• **Work to be completed**:
Return the records exactly, keeping every line as it is.

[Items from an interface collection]
■ ■ ■ ■ ■ ■ ■
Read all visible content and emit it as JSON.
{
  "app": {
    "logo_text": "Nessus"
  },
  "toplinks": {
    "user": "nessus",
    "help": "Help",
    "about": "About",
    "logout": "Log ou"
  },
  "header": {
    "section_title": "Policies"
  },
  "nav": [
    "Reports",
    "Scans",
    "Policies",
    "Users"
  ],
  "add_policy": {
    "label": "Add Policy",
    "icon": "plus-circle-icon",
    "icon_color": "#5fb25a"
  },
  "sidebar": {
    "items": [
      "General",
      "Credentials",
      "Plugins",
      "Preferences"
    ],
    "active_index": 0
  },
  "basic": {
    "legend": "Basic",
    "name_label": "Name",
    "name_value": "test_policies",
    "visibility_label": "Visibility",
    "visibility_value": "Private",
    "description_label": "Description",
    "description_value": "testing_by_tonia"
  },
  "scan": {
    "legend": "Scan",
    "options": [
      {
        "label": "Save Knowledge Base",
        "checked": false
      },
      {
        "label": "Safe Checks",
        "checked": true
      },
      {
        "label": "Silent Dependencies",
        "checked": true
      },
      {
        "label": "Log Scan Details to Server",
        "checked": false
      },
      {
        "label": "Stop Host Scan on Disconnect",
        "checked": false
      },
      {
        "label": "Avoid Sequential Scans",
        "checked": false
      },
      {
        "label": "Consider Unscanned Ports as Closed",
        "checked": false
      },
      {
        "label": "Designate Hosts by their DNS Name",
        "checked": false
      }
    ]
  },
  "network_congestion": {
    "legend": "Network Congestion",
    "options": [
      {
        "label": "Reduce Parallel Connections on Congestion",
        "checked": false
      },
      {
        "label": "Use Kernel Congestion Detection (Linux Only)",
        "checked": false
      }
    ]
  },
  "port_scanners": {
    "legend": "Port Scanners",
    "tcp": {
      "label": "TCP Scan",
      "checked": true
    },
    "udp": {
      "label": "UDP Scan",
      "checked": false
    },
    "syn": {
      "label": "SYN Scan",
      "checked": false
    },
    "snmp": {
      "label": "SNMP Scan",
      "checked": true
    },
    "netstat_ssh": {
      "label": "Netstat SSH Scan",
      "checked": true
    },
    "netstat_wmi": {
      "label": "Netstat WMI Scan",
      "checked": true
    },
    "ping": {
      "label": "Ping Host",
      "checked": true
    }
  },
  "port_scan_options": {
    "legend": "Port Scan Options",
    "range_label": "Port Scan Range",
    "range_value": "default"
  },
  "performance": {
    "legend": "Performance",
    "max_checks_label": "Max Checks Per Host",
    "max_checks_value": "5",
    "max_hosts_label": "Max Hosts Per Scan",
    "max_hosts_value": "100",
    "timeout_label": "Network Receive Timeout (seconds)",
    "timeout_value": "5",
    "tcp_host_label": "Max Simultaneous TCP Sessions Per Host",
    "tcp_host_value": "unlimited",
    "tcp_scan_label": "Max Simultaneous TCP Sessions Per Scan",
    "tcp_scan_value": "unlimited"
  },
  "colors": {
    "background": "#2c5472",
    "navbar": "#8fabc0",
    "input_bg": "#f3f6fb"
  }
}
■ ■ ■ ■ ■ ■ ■
• **Output**:
Read all visible content and emit it as JSON.
{
  "app": {
    "logo_text": "Nessus"
  },
  "toplinks": {
    "user": "nessus",
    "help": "Help",
    "about": "About",
    "logout": "Log ou"
  },
  "header": {
    "section_title": "Policies"
  },
  "nav": [
    "Reports",
    "Scans",
    "Policies",
    "Users"
  ],
  "add_policy": {
    "label": "Add Policy",
    "icon": "plus-circle-icon",
    "icon_color": "#5fb25a"
  },
  "sidebar": {
    "items": [
      "General",
      "Credentials",
      "Plugins",
      "Preferences"
    ],
    "active_index": 0
  },
  "basic": {
    "legend": "Basic",
    "name_label": "Name",
    "name_value": "test_policies",
    "visibility_label": "Visibility",
    "visibility_value": "Private",
    "description_label": "Description",
    "description_value": "testing_by_tonia"
  },
  "scan": {
    "legend": "Scan",
    "options": [
      {
        "label": "Save Knowledge Base",
        "checked": false
      },
      {
        "label": "Safe Checks",
        "checked": true
      },
      {
        "label": "Silent Dependencies",
        "checked": true
      },
      {
        "label": "Log Scan Details to Server",
        "checked": false
      },
      {
        "label": "Stop Host Scan on Disconnect",
        "checked": false
      },
      {
        "label": "Avoid Sequential Scans",
        "checked": false
      },
      {
        "label": "Consider Unscanned Ports as Closed",
        "checked": false
      },
      {
        "label": "Designate Hosts by their DNS Name",
        "checked": false
      }
    ]
  },
  "network_congestion": {
    "legend": "Network Congestion",
    "options": [
      {
        "label": "Reduce Parallel Connections on Congestion",
        "checked": false
      },
      {
        "label": "Use Kernel Congestion Detection (Linux Only)",
        "checked": false
      }
    ]
  },
  "port_scanners": {
    "legend": "Port Scanners",
    "tcp": {
      "label": "TCP Scan",
      "checked": true
    },
    "udp": {
      "label": "UDP Scan",
      "checked": false
    },
    "syn": {
      "label": "SYN Scan",
      "checked": false
    },
    "snmp": {
      "label": "SNMP Scan",
      "checked": true
    },
    "netstat_ssh": {
      "label": "Netstat SSH Scan",
      "checked": true
    },
    "netstat_wmi": {
      "label": "Netstat WMI Scan",
      "checked": true
    },
    "ping": {
      "label": "Ping Host",
      "checked": true
    }
  },
  "port_scan_options": {
    "legend": "Port Scan Options",
    "range_label": "Port Scan Range",
    "range_value": "default"
  },
  "performance": {
    "legend": "Performance",
    "max_checks_label": "Max Checks Per Host",
    "max_checks_value": "5",
    "max_hosts_label": "Max Hosts Per Scan",
    "max_hosts_value": "100",
    "timeout_label": "Network Receive Timeout (seconds)",
    "timeout_value": "5",
    "tcp_host_label": "Max Simultaneous TCP Sessions Per Host",
    "tcp_host_value": "unlimited",
    "tcp_scan_label": "Max Simultaneous TCP Sessions Per Scan",
    "tcp_scan_value": "unlimited"
  },
  "colors": {
    "background": "#2c5472",
    "navbar": "#8fabc0",
    "input_bg": "#f3f6fb"
  }
}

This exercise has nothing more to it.